4:15 PM - 4:30 PM
[SCG67-10] Real-time use of ocean-floor data for disaster resilience
Keywords:Real-time observation, Tsunami prediction, Crustal deformation, seismicity monitoring
We has constructed a real-time tsunami prediction system using above superiorities of the seafloor network system (Takahashi et al., 2017). It predicts arrival time, tsunami height and coastal inundation areas of coastal target points in real-time every second based on the tsunami amplification from the tsunami source to coastal prediction point using input pressure data of DONET. The core of the system is a tsunami database that includes tsunami propagation times from specific fault segments to DONET observatories and to target points on the coastline, maximum tsunami heights at the observatories and target points, inundation areas at each target point, and tsunami waveforms at the target points.

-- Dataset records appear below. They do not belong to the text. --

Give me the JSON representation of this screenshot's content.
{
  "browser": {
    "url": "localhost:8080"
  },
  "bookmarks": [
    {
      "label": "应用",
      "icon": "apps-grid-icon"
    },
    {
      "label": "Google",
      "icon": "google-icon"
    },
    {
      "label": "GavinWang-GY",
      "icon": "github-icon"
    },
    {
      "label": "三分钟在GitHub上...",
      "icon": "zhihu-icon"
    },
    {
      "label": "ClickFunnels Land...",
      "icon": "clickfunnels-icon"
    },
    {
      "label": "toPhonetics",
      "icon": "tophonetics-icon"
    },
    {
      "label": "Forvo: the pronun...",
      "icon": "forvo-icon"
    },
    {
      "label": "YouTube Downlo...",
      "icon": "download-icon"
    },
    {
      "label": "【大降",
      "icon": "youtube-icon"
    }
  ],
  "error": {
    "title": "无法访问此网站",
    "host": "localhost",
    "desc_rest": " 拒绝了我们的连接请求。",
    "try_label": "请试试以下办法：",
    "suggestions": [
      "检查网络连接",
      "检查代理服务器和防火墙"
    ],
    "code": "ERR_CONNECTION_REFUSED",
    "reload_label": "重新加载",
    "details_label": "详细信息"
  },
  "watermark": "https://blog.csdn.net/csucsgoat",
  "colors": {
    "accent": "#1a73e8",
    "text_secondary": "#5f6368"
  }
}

We already implemented it on some local governments and infra-structure company and the predicted contents are shared with each community. In addition, we investigated validity and effectiveness of the system for possible complicated tsunami propagation paths as an example of Sakaide in the Inland Sea.
However, there are locations not to be constructed such seafloor network system as the western half of the Nankai Trough area. For such areas, we has developed a new mobile system for real-time observation of tsunami and crustal deformation using a seafloor pressure sensor, an array of seafloor transponders and a PPP (Precise Point Positioning) system on a buoy. The seafloor pressure sensor and the PPP system detect tsunamis, and the pressure sensor and the transponder array measure crustal deformation. Because seismogenic zones near Japan lie in areas of strong currents like the Kuroshio, which reaches speeds of over 5 knots around the Nankai Trough. Our techniques include slack mooring and new acoustic transmission methods using double pulses for sending tsunami data. We succeeded the sea trials and obtained data for tsunami and crustal deformation. To improve the accuracy for crustal deformation and data stability, we have some issues to be resolved, and developed currently.
DONET also seismometers for strong motions and broadband signals. Using these data, Suzuki et al (2016) indicated time-spatial change of seismicity around the DONET area using ETAS model technique. The microseismicity and distribution of slow events could be an index to monitor stress change in the crust. There are much issues to be resolved for the system construction for the monitoring, and we start the first step to construct 3-dimensional P- and S-velocity structure around the Nankai Trough area. It is indispensable to detect small events for the monitoring using dense and reliable network system and prepare structural basic information as the background.